A small airline from a tiny South Pacific nation is going to great lengths to keep its crew and local population COVID-19 free. Nauru Airlines, the national carrier of Nauru, only has five planes, but those planes are getting treated with an antimicrobial shield that stops surface-borne viral contaminants like COVID-19 in its tracks for up to four weeks.
Nauru Airlines keeps a tiny nation connected
Nauru is a speck of land in a big ocean just 21 km² and is home to around 12,000 people. The island lies just a few miles south of the equator and is around 3,340 kilometers (or about four and a half hours flying time) from the nearest substantial city, Brisbane.
Nauru Airlines provides the only link between Nauru and cities like Brisbane. Besides the odd cargo service, Nauru Airlines is the only airline that regularly flies in and out of Nauru International Airport.
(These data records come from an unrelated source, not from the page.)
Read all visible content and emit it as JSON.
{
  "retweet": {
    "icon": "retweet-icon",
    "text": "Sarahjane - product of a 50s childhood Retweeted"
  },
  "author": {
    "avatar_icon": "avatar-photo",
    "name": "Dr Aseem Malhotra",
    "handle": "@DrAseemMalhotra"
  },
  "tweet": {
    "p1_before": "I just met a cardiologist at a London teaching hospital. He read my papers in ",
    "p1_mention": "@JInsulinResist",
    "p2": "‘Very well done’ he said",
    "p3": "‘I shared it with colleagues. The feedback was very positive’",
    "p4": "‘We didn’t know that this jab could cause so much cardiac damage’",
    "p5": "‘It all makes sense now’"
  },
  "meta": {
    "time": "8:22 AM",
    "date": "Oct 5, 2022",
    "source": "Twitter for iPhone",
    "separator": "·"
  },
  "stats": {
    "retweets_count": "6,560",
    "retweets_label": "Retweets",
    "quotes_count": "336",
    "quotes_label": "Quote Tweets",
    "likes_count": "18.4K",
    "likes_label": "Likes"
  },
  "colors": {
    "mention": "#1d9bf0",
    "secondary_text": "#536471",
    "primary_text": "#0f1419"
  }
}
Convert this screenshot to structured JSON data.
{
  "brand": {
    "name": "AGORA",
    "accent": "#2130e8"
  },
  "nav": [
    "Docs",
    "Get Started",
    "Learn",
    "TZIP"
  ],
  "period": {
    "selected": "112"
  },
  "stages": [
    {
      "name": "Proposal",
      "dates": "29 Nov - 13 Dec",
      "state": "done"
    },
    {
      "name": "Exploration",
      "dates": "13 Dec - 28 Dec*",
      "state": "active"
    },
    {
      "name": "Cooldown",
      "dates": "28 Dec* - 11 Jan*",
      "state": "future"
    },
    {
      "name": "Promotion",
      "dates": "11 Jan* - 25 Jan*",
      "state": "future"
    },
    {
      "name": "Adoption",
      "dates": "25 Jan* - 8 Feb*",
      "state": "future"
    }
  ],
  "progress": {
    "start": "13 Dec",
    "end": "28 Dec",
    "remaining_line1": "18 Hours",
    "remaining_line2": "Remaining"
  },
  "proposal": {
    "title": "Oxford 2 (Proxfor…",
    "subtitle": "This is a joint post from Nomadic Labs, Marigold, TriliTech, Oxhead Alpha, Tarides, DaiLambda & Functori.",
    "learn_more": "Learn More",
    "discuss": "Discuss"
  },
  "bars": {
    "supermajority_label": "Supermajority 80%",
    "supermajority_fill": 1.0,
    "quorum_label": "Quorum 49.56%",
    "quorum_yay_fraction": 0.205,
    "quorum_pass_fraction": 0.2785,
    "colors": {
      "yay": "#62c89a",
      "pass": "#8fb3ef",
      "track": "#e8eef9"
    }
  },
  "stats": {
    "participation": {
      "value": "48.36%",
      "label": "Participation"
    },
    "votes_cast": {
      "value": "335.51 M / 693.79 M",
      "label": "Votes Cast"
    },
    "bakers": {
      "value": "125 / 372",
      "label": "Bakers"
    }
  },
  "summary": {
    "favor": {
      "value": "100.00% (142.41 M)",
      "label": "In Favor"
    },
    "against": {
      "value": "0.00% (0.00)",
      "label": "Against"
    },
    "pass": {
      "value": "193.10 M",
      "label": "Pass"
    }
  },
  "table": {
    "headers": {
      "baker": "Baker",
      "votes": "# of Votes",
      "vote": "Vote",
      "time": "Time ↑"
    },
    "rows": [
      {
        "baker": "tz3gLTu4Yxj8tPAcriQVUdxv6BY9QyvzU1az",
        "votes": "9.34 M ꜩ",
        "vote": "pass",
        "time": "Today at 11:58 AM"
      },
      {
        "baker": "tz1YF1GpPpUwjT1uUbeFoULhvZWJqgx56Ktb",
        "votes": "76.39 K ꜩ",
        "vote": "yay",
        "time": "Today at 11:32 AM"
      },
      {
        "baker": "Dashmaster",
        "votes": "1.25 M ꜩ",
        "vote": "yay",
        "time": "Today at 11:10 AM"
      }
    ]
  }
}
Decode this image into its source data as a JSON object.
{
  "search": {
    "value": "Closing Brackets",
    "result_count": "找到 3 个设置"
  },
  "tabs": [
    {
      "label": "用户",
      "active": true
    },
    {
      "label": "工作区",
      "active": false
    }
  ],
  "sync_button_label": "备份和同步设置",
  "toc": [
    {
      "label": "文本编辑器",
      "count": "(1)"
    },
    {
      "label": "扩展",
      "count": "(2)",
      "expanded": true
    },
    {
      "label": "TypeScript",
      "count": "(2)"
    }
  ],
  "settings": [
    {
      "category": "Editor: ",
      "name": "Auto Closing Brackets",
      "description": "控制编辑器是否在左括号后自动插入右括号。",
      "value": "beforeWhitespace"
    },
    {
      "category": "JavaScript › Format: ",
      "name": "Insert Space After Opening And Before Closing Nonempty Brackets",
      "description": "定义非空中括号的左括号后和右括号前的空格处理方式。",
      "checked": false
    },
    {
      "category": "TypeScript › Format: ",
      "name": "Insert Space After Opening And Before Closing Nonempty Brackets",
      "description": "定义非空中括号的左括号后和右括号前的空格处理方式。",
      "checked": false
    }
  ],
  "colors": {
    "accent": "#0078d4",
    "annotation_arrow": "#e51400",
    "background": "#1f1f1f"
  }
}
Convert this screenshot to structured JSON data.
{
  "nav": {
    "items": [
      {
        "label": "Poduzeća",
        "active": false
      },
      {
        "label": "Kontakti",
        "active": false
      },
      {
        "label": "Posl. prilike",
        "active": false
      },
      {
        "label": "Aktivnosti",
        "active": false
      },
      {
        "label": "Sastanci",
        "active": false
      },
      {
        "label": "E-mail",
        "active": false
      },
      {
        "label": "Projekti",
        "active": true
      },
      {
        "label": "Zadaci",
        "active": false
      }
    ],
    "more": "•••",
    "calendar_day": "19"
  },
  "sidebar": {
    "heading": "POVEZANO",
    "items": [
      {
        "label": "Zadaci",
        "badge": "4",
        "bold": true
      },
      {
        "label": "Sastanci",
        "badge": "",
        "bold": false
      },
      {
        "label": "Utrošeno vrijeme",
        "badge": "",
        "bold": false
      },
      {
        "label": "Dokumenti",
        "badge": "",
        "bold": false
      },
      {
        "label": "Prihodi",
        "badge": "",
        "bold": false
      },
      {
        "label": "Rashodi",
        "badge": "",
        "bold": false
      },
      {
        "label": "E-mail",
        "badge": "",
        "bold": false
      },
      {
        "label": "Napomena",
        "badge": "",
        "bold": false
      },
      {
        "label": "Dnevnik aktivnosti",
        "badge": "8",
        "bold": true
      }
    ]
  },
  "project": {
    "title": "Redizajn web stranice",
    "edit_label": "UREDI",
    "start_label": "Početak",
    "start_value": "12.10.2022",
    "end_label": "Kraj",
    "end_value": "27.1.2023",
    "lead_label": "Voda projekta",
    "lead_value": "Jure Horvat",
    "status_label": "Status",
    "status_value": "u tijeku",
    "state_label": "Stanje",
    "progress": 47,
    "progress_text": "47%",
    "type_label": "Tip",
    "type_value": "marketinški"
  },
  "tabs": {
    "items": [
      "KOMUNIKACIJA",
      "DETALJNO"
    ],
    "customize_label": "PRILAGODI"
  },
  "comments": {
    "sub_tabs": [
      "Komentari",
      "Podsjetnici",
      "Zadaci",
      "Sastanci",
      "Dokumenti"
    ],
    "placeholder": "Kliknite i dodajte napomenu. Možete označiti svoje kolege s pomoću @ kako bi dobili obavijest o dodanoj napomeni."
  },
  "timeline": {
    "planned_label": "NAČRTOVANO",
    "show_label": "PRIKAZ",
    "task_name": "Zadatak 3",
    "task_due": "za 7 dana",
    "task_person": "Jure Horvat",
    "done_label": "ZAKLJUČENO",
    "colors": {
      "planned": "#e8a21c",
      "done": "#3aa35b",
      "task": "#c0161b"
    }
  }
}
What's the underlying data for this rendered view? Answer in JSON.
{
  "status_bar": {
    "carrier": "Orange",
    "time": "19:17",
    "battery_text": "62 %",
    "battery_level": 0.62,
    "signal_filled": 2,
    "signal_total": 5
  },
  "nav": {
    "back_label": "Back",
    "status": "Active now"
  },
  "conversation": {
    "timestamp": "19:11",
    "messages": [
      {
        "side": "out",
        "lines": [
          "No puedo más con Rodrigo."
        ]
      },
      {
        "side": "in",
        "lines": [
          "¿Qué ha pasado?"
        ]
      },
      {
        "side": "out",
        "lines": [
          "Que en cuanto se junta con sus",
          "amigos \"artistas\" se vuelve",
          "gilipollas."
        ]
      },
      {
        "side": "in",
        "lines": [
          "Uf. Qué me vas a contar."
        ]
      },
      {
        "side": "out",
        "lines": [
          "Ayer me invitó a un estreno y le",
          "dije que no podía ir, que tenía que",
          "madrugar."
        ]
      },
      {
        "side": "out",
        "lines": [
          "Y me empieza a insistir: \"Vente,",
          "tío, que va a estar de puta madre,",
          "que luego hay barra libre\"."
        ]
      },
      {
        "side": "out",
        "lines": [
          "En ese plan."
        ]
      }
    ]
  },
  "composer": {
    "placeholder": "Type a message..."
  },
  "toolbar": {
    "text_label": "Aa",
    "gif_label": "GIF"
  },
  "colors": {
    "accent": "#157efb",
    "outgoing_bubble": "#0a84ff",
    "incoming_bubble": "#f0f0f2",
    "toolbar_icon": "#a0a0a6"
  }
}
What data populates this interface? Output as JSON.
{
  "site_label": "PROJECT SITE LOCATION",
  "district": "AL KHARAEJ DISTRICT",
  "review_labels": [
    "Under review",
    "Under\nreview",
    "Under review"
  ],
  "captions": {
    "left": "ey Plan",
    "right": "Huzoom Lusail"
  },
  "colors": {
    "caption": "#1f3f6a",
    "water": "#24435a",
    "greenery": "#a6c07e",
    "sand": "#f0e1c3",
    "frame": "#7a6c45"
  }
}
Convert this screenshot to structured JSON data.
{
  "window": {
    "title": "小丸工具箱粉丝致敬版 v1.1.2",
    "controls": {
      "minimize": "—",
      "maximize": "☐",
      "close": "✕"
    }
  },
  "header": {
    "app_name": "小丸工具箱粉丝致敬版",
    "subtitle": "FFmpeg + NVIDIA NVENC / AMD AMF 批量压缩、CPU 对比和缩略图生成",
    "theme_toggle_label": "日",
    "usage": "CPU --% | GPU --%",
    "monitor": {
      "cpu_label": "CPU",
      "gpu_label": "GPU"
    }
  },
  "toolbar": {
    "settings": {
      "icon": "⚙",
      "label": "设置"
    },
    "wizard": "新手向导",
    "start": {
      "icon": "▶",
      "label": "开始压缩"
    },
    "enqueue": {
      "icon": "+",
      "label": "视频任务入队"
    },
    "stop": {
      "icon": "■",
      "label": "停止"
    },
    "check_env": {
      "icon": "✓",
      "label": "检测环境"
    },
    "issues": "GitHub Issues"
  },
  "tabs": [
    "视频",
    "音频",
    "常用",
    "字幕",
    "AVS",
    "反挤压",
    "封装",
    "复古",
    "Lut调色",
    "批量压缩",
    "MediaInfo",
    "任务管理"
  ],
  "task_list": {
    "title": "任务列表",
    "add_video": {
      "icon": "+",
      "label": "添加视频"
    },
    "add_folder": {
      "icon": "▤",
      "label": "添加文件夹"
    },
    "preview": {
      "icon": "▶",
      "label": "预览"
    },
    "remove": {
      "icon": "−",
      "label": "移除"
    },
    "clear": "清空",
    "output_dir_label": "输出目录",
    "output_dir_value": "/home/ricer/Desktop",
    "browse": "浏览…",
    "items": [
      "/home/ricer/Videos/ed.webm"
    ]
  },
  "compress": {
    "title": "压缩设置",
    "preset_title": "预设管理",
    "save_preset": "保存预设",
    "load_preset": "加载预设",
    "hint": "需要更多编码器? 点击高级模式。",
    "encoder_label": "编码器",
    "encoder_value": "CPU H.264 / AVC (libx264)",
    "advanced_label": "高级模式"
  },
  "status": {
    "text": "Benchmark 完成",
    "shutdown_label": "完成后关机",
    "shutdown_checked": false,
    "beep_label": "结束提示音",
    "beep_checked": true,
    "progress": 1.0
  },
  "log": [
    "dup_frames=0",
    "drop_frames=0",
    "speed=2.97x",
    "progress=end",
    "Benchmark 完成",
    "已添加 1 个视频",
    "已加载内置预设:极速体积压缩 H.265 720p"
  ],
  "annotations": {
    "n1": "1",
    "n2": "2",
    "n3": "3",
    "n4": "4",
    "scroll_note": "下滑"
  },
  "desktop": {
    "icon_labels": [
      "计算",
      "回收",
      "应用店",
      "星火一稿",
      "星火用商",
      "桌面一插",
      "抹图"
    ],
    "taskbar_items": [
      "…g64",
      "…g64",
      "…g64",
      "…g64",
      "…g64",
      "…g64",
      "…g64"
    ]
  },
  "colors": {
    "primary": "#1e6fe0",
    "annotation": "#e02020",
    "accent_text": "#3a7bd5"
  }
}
The airline has five Boeing 737-300 aircraft, three of which are configured to fly freight. According to aircraft database planespotters.net, the fiveplanes are VH-ONU (freight), VH-VLI (freight), VH-YNU (being converted to freight) VH-PNI, and VH-XNU. The planes’ average age is 24.2 years, although all have been at Nauru Airlines for less than seven years.
The airline keeps busy bringing freight into Nauru. Otherwise, it is down to operating a single fortnightly return passenger service to Brisbane. The most recent Australian Government airline activity statistics cover December 2020.
Those statistics reveal Nauru Airlines flew 62 passengers into Australia and 51 passengers out of Australia that month. But in the same month, the airline carried 9.4 tonnes of freight into Australia and 136.6 tonnes of freight out.
Nauru Airlines walks a fine line
With such a small population so far from anywhere, Nauru and its people are highly susceptible to threats such as COVID-19. But the country needs to import most of its goods, including much of its food. While, to date, Nauru has remained COVID-19 free, the island nation can’t simply turn off the lights at the airport, lock the doors, and ride it out.
For Nauru Airlines, this means walking a fine line between maintaining ties with the outside world and keeping locals safe. That saw the airline turn to Sydney-based antimicrobial business Hygiene Labs for help. In turn, Hygiene Labs developed an antimicrobial shield for aircraft based on a product called Si-Quat.
Essentially, that’s a powerful disinfectant mixed with a strong bonding agent. It adheres to surfaces like armrests and seat belt buckles and will kill 99.99% of germs and bacteria for extended periods of time. The Australian Government certifies it good for 28 days.
Nauru Airlines’ five Boeings are getting the treatment. They are in good company. Local airlines Fiji Airways, Qantas, and the Royal Flying Doctor Services all use the same product on many if not all of their planes.
Meanwhile, the freight business is proving a lifeline at Nauru Airlines. Even if passenger numbers have evaporated, freight is proving a brisk business. So much so that the airline is looking to replace its four Boeings.
The older planes are getting expensive to maintain and the airline plans to replace most of them. While Nauru doesn’t have the resources to buy new aircraft, they are eyeing pre-owned Boeing 737-700 or 737-800 aircraft. The airline remains a rusted on Boeing supporter and has no plans to defect to Airbus. That, at least, will raise a small smile at Boeing’s HQ.